With the system, Samsung will help manufacturers add smarts to their appliances, machines and other devices. The company also hopes to keep those gadgets secure.

Have you ever thought about how each new smart device in your home is just one more way for you to get hacked?

Well, now you have. And cybersecurity experts warn that this risk is real. One reason is that lots of Internet-connected devices will run any computer software that anyone -- including a hacker -- asks it to.

So what's going to stop this potential madness? A supersecret code.

That's what Samsung and cybersecurity company Thales e-Security are offering in a new system for smart devices announced Wednesday at Samsung's developer conference. It's part of the Artik platform, which is essentially a computer system that manufacturers can plug into a refrigerator, for example, to give it computer smarts.

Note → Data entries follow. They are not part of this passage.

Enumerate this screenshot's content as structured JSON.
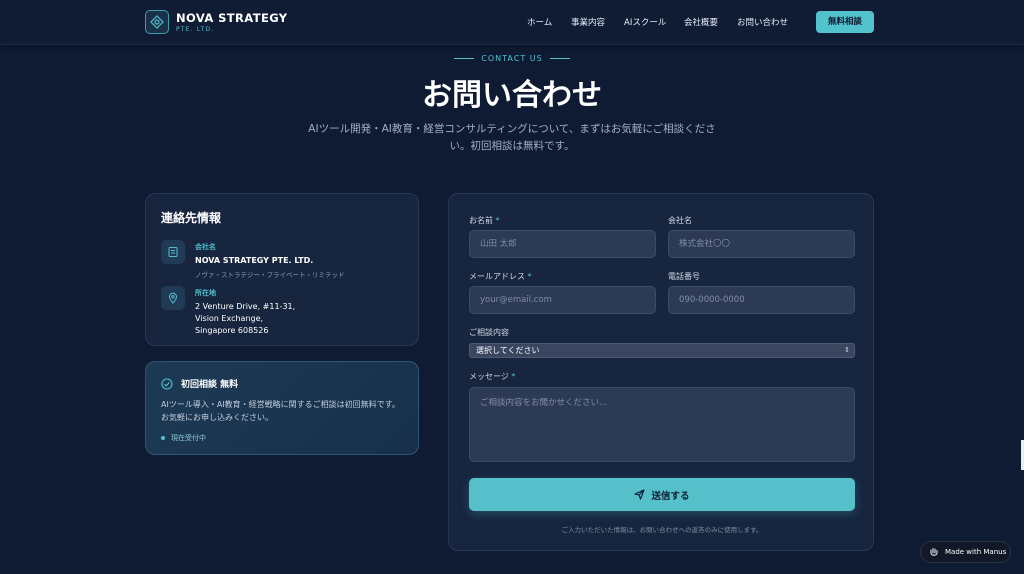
{
  "brand": {
    "name": "NOVA STRATEGY",
    "sub": "PTE. LTD."
  },
  "nav": {
    "items": [
      "ホーム",
      "事業内容",
      "AIスクール",
      "会社概要",
      "お問い合わせ"
    ],
    "cta": "無料相談"
  },
  "hero": {
    "eyebrow": "CONTACT US",
    "title": "お問い合わせ",
    "lead": "AIツール開発・AI教育・経営コンサルティングについて、まずはお気軽にご相談ください。初回相談は無料です。"
  },
  "contact_info": {
    "title": "連絡先情報",
    "company": {
      "label": "会社名",
      "value": "NOVA STRATEGY PTE. LTD.",
      "sub": "ノヴァ・ストラテジー・プライベート・リミテッド"
    },
    "address": {
      "label": "所在地",
      "lines": [
        "2 Venture Drive, #11-31,",
        "Vision Exchange,",
        "Singapore 608526"
      ]
    }
  },
  "consult": {
    "title": "初回相談 無料",
    "desc": "AIツール導入・AI教育・経営戦略に関するご相談は初回無料です。お気軽にお申し込みください。",
    "status": "現在受付中"
  },
  "form": {
    "name": {
      "label": "お名前",
      "required": "*",
      "placeholder": "山田 太郎"
    },
    "company": {
      "label": "会社名",
      "placeholder": "株式会社〇〇"
    },
    "email": {
      "label": "メールアドレス",
      "required": "*",
      "placeholder": "your@email.com"
    },
    "phone": {
      "label": "電話番号",
      "placeholder": "090-0000-0000"
    },
    "inquiry": {
      "label": "ご相談内容",
      "selected": "選択してください"
    },
    "message": {
      "label": "メッセージ",
      "required": "*",
      "placeholder": "ご相談内容をお聞かせください..."
    },
    "submit": "送信する",
    "note": "ご入力いただいた情報は、お問い合わせへの返答のみに使用します。"
  },
  "badge": {
    "label": "Made with Manus"
  },
  "colors": {
    "bg": "#0f1b33",
    "accent": "#52c2cc",
    "card": "#17253f"
  }
}
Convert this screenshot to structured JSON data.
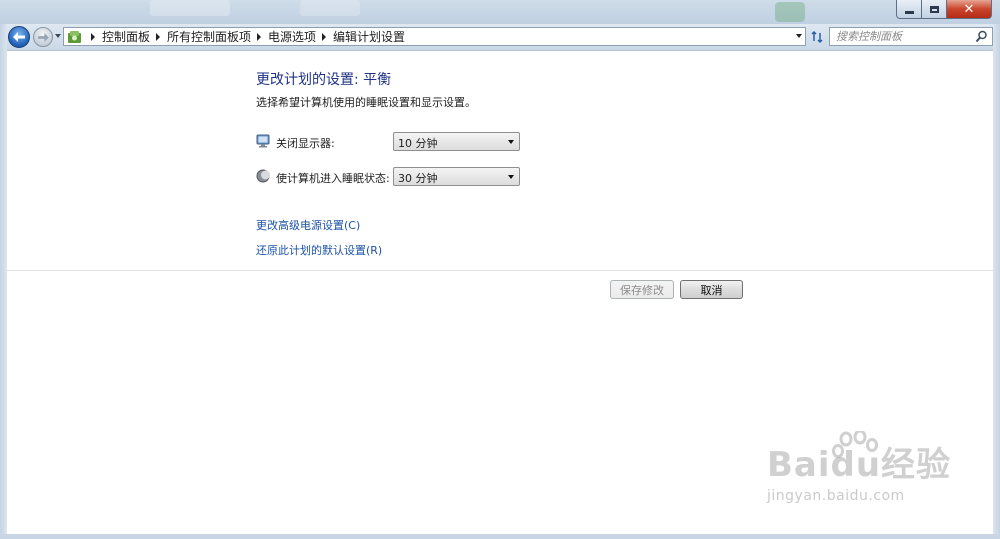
{
  "window": {
    "minimize_icon": "minimize-icon",
    "maximize_icon": "maximize-icon",
    "close_icon": "close-icon"
  },
  "nav": {
    "breadcrumbs": [
      "控制面板",
      "所有控制面板项",
      "电源选项",
      "编辑计划设置"
    ],
    "search_placeholder": "搜索控制面板"
  },
  "main": {
    "title": "更改计划的设置: 平衡",
    "subtitle": "选择希望计算机使用的睡眠设置和显示设置。",
    "settings": [
      {
        "label": "关闭显示器:",
        "value": "10 分钟",
        "icon": "monitor-icon"
      },
      {
        "label": "使计算机进入睡眠状态:",
        "value": "30 分钟",
        "icon": "moon-icon"
      }
    ],
    "links": [
      "更改高级电源设置(C)",
      "还原此计划的默认设置(R)"
    ],
    "save_label": "保存修改",
    "cancel_label": "取消"
  },
  "watermark": {
    "brand": "Baidu经验",
    "url": "jingyan.baidu.com"
  },
  "colors": {
    "heading": "#1e3287",
    "link": "#1c52a9",
    "chrome": "#cad8e6"
  }
}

Now for the secret code. Using a complex math formula, Artik gives all the software running on your Internet-connected refrigerator a "birth certificate," as Jon Geater, CTO of Thales, describes it. This shows that the software came from a legitimate source. Hackers can't get permission for their software to run on the system, because they can't duplicate that digital identity.

The system will allow "a new generation of IoT products and applications to enter the market with enhanced privacy and security features critical for the broad array of products and services," Curtis Sasaki, vice president of ecosystems at Samsung Electronics, said in a statement.

That could prevent all kinds of hacking headaches, from the mayhem of your connected audio system getting turned up to eleven to the theft of your credit card data from a connected laundry machine designed to order more laundry detergent when you're running out. It could also stop hackers from using an unsecured smart device to crawl into your home computer network.

"It's a nasty problem to solve," Geater said.

Samsung and Thales aren't the first to use this method. Smart industrial lighting company Enlighted, for example, secures its system by allowing only approved software to run. But if manufacturers snatch up Artik for their smart devices, the technique could find its way into a lot more consumer goods.